▸ ABOUT THIS TASK
Once you have read the entries below, write them all out again exactly.

(Component data from apps and pages)
########################################

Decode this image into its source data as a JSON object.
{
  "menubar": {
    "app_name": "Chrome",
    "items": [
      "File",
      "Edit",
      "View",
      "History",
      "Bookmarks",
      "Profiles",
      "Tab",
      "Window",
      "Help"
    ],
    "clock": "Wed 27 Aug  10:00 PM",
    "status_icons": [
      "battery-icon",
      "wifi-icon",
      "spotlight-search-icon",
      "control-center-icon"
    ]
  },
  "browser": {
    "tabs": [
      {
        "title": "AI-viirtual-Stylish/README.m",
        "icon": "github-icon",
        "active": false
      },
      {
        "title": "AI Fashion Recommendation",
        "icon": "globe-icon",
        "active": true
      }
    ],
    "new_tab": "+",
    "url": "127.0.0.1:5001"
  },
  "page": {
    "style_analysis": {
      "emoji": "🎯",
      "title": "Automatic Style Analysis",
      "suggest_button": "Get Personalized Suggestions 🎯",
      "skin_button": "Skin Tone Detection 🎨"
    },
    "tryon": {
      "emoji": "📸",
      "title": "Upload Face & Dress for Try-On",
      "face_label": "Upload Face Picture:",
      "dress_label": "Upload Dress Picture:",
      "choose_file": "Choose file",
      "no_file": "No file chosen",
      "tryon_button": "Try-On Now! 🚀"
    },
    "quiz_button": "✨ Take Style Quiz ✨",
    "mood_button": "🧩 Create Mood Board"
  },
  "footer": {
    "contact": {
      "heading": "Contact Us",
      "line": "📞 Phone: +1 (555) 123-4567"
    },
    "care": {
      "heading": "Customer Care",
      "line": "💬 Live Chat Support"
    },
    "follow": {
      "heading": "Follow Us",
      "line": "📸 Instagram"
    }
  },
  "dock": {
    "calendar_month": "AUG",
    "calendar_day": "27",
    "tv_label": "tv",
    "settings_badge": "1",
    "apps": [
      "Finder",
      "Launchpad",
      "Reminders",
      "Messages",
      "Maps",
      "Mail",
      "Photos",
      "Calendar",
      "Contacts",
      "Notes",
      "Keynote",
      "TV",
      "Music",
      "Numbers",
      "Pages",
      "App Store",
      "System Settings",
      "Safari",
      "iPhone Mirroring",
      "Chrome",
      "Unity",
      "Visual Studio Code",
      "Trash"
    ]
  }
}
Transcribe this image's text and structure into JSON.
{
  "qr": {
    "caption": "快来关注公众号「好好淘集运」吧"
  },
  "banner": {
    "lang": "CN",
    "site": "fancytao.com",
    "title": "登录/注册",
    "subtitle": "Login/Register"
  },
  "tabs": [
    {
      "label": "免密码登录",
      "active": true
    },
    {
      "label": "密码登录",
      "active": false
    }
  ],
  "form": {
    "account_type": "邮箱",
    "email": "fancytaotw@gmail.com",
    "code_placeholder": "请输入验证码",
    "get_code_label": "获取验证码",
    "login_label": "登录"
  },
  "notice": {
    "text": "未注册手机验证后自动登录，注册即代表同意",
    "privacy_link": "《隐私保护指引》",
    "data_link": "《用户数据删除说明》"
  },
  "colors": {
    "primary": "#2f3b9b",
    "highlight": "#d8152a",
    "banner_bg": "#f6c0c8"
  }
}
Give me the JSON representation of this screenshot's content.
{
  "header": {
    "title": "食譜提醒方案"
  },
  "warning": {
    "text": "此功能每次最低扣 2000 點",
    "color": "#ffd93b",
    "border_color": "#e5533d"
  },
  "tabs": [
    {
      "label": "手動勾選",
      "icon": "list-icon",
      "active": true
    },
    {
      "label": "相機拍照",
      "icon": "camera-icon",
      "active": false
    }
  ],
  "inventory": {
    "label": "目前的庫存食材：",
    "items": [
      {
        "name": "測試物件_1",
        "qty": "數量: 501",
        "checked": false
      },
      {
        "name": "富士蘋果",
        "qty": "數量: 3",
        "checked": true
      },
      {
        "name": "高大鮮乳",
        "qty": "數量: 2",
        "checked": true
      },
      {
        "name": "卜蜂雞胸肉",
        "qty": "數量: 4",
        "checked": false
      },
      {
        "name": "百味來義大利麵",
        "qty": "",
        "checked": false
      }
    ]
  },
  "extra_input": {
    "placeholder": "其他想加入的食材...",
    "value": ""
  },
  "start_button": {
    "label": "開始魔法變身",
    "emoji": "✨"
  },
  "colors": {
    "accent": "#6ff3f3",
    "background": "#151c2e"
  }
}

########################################

▸ EXPECTED OUTPUT
Decode this image into its source data as a JSON object.
{
  "menubar": {
    "app_name": "Chrome",
    "items": [
      "File",
      "Edit",
      "View",
      "History",
      "Bookmarks",
      "Profiles",
      "Tab",
      "Window",
      "Help"
    ],
    "clock": "Wed 27 Aug  10:00 PM",
    "status_icons": [
      "battery-icon",
      "wifi-icon",
      "spotlight-search-icon",
      "control-center-icon"
    ]
  },
  "browser": {
    "tabs": [
      {
        "title": "AI-viirtual-Stylish/README.m",
        "icon": "github-icon",
        "active": false
      },
      {
        "title": "AI Fashion Recommendation",
        "icon": "globe-icon",
        "active": true
      }
    ],
    "new_tab": "+",
    "url": "127.0.0.1:5001"
  },
  "page": {
    "style_analysis": {
      "emoji": "🎯",
      "title": "Automatic Style Analysis",
      "suggest_button": "Get Personalized Suggestions 🎯",
      "skin_button": "Skin Tone Detection 🎨"
    },
    "tryon": {
      "emoji": "📸",
      "title": "Upload Face & Dress for Try-On",
      "face_label": "Upload Face Picture:",
      "dress_label": "Upload Dress Picture:",
      "choose_file": "Choose file",
      "no_file": "No file chosen",
      "tryon_button": "Try-On Now! 🚀"
    },
    "quiz_button": "✨ Take Style Quiz ✨",
    "mood_button": "🧩 Create Mood Board"
  },
  "footer": {
    "contact": {
      "heading": "Contact Us",
      "line": "📞 Phone: +1 (555) 123-4567"
    },
    "care": {
      "heading": "Customer Care",
      "line": "💬 Live Chat Support"
    },
    "follow": {
      "heading": "Follow Us",
      "line": "📸 Instagram"
    }
  },
  "dock": {
    "calendar_month": "AUG",
    "calendar_day": "27",
    "tv_label": "tv",
    "settings_badge": "1",
    "apps": [
      "Finder",
      "Launchpad",
      "Reminders",
      "Messages",
      "Maps",
      "Mail",
      "Photos",
      "Calendar",
      "Contacts",
      "Notes",
      "Keynote",
      "TV",
      "Music",
      "Numbers",
      "Pages",
      "App Store",
      "System Settings",
      "Safari",
      "iPhone Mirroring",
      "Chrome",
      "Unity",
      "Visual Studio Code",
      "Trash"
    ]
  }
}
Transcribe this image's text and structure into JSON.
{
  "qr": {
    "caption": "快来关注公众号「好好淘集运」吧"
  },
  "banner": {
    "lang": "CN",
    "site": "fancytao.com",
    "title": "登录/注册",
    "subtitle": "Login/Register"
  },
  "tabs": [
    {
      "label": "免密码登录",
      "active": true
    },
    {
      "label": "密码登录",
      "active": false
    }
  ],
  "form": {
    "account_type": "邮箱",
    "email": "fancytaotw@gmail.com",
    "code_placeholder": "请输入验证码",
    "get_code_label": "获取验证码",
    "login_label": "登录"
  },
  "notice": {
    "text": "未注册手机验证后自动登录，注册即代表同意",
    "privacy_link": "《隐私保护指引》",
    "data_link": "《用户数据删除说明》"
  },
  "colors": {
    "primary": "#2f3b9b",
    "highlight": "#d8152a",
    "banner_bg": "#f6c0c8"
  }
}
Give me the JSON representation of this screenshot's content.
{
  "header": {
    "title": "食譜提醒方案"
  },
  "warning": {
    "text": "此功能每次最低扣 2000 點",
    "color": "#ffd93b",
    "border_color": "#e5533d"
  },
  "tabs": [
    {
      "label": "手動勾選",
      "icon": "list-icon",
      "active": true
    },
    {
      "label": "相機拍照",
      "icon": "camera-icon",
      "active": false
    }
  ],
  "inventory": {
    "label": "目前的庫存食材：",
    "items": [
      {
        "name": "測試物件_1",
        "qty": "數量: 501",
        "checked": false
      },
      {
        "name": "富士蘋果",
        "qty": "數量: 3",
        "checked": true
      },
      {
        "name": "高大鮮乳",
        "qty": "數量: 2",
        "checked": true
      },
      {
        "name": "卜蜂雞胸肉",
        "qty": "數量: 4",
        "checked": false
      },
      {
        "name": "百味來義大利麵",
        "qty": "",
        "checked": false
      }
    ]
  },
  "extra_input": {
    "placeholder": "其他想加入的食材...",
    "value": ""
  },
  "start_button": {
    "label": "開始魔法變身",
    "emoji": "✨"
  },
  "colors": {
    "accent": "#6ff3f3",
    "background": "#151c2e"
  }
}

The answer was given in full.